#### [Data to process]
- - - - -
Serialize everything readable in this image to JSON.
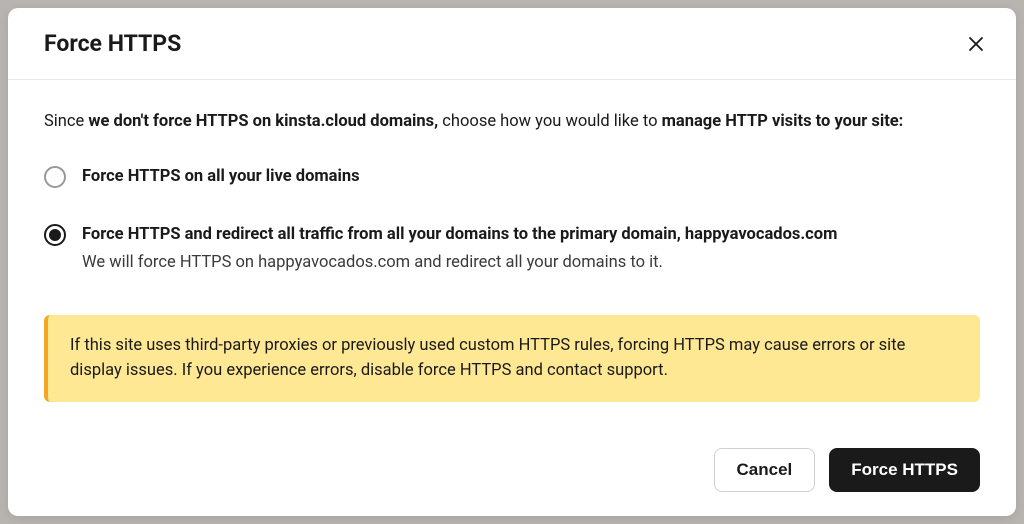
{
  "modal": {
    "title": "Force HTTPS",
    "intro": {
      "prefix": "Since ",
      "bold1": "we don't force HTTPS on kinsta.cloud domains,",
      "mid": " choose how you would like to ",
      "bold2": "manage HTTP visits to your site:"
    },
    "options": [
      {
        "label": "Force HTTPS on all your live domains",
        "description": "",
        "selected": false
      },
      {
        "label": "Force HTTPS and redirect all traffic from all your domains to the primary domain, happyavocados.com",
        "description": "We will force HTTPS on happyavocados.com and redirect all your domains to it.",
        "selected": true
      }
    ],
    "warning": "If this site uses third-party proxies or previously used custom HTTPS rules, forcing HTTPS may cause errors or site display issues. If you experience errors, disable force HTTPS and contact support.",
    "buttons": {
      "cancel": "Cancel",
      "confirm": "Force HTTPS"
    }
  }
}
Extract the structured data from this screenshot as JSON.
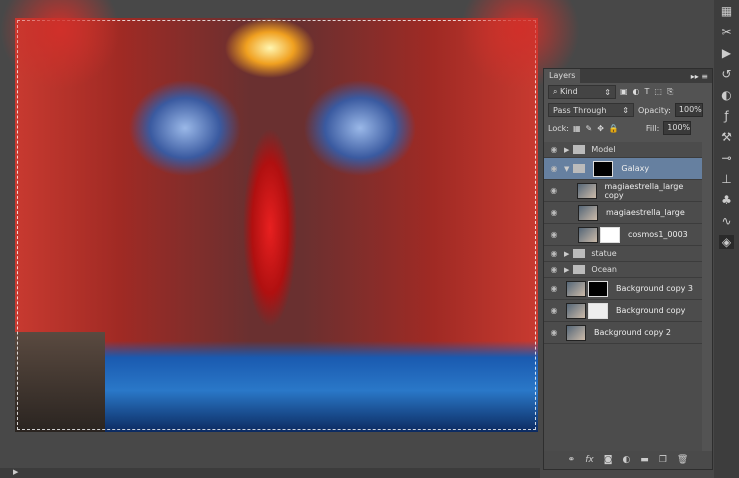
{
  "layers_panel": {
    "tab": "Layers",
    "filter_kind": "Kind",
    "blend_mode": "Pass Through",
    "opacity_label": "Opacity:",
    "opacity": "100%",
    "lock_label": "Lock:",
    "fill_label": "Fill:",
    "fill": "100%",
    "layers": [
      {
        "name": "Model",
        "type": "group"
      },
      {
        "name": "Galaxy",
        "type": "group",
        "expanded": true,
        "selected": true
      },
      {
        "name": "magiaestrella_large copy",
        "type": "layer"
      },
      {
        "name": "magiaestrella_large",
        "type": "layer"
      },
      {
        "name": "cosmos1_0003",
        "type": "layer"
      },
      {
        "name": "statue",
        "type": "group"
      },
      {
        "name": "Ocean",
        "type": "group"
      },
      {
        "name": "Background copy 3",
        "type": "layer"
      },
      {
        "name": "Background copy",
        "type": "layer"
      },
      {
        "name": "Background copy 2",
        "type": "layer"
      }
    ],
    "footer_icons": [
      "link-icon",
      "fx-icon",
      "mask-icon",
      "adjustment-icon",
      "folder-icon",
      "new-layer-icon",
      "trash-icon"
    ]
  },
  "status": {
    "arrow": "▶"
  }
}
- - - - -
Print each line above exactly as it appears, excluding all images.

#### [Task result]
Serialize everything readable in this image to JSON.
{
  "modal": {
    "title": "Force HTTPS",
    "intro": {
      "prefix": "Since ",
      "bold1": "we don't force HTTPS on kinsta.cloud domains,",
      "mid": " choose how you would like to ",
      "bold2": "manage HTTP visits to your site:"
    },
    "options": [
      {
        "label": "Force HTTPS on all your live domains",
        "description": "",
        "selected": false
      },
      {
        "label": "Force HTTPS and redirect all traffic from all your domains to the primary domain, happyavocados.com",
        "description": "We will force HTTPS on happyavocados.com and redirect all your domains to it.",
        "selected": true
      }
    ],
    "warning": "If this site uses third-party proxies or previously used custom HTTPS rules, forcing HTTPS may cause errors or site display issues. If you experience errors, disable force HTTPS and contact support.",
    "buttons": {
      "cancel": "Cancel",
      "confirm": "Force HTTPS"
    }
  }
}
Extract the structured data from this screenshot as JSON.
{
  "layers_panel": {
    "tab": "Layers",
    "filter_kind": "Kind",
    "blend_mode": "Pass Through",
    "opacity_label": "Opacity:",
    "opacity": "100%",
    "lock_label": "Lock:",
    "fill_label": "Fill:",
    "fill": "100%",
    "layers": [
      {
        "name": "Model",
        "type": "group"
      },
      {
        "name": "Galaxy",
        "type": "group",
        "expanded": true,
        "selected": true
      },
      {
        "name": "magiaestrella_large copy",
        "type": "layer"
      },
      {
        "name": "magiaestrella_large",
        "type": "layer"
      },
      {
        "name": "cosmos1_0003",
        "type": "layer"
      },
      {
        "name": "statue",
        "type": "group"
      },
      {
        "name": "Ocean",
        "type": "group"
      },
      {
        "name": "Background copy 3",
        "type": "layer"
      },
      {
        "name": "Background copy",
        "type": "layer"
      },
      {
        "name": "Background copy 2",
        "type": "layer"
      }
    ],
    "footer_icons": [
      "link-icon",
      "fx-icon",
      "mask-icon",
      "adjustment-icon",
      "folder-icon",
      "new-layer-icon",
      "trash-icon"
    ]
  },
  "status": {
    "arrow": "▶"
  }
}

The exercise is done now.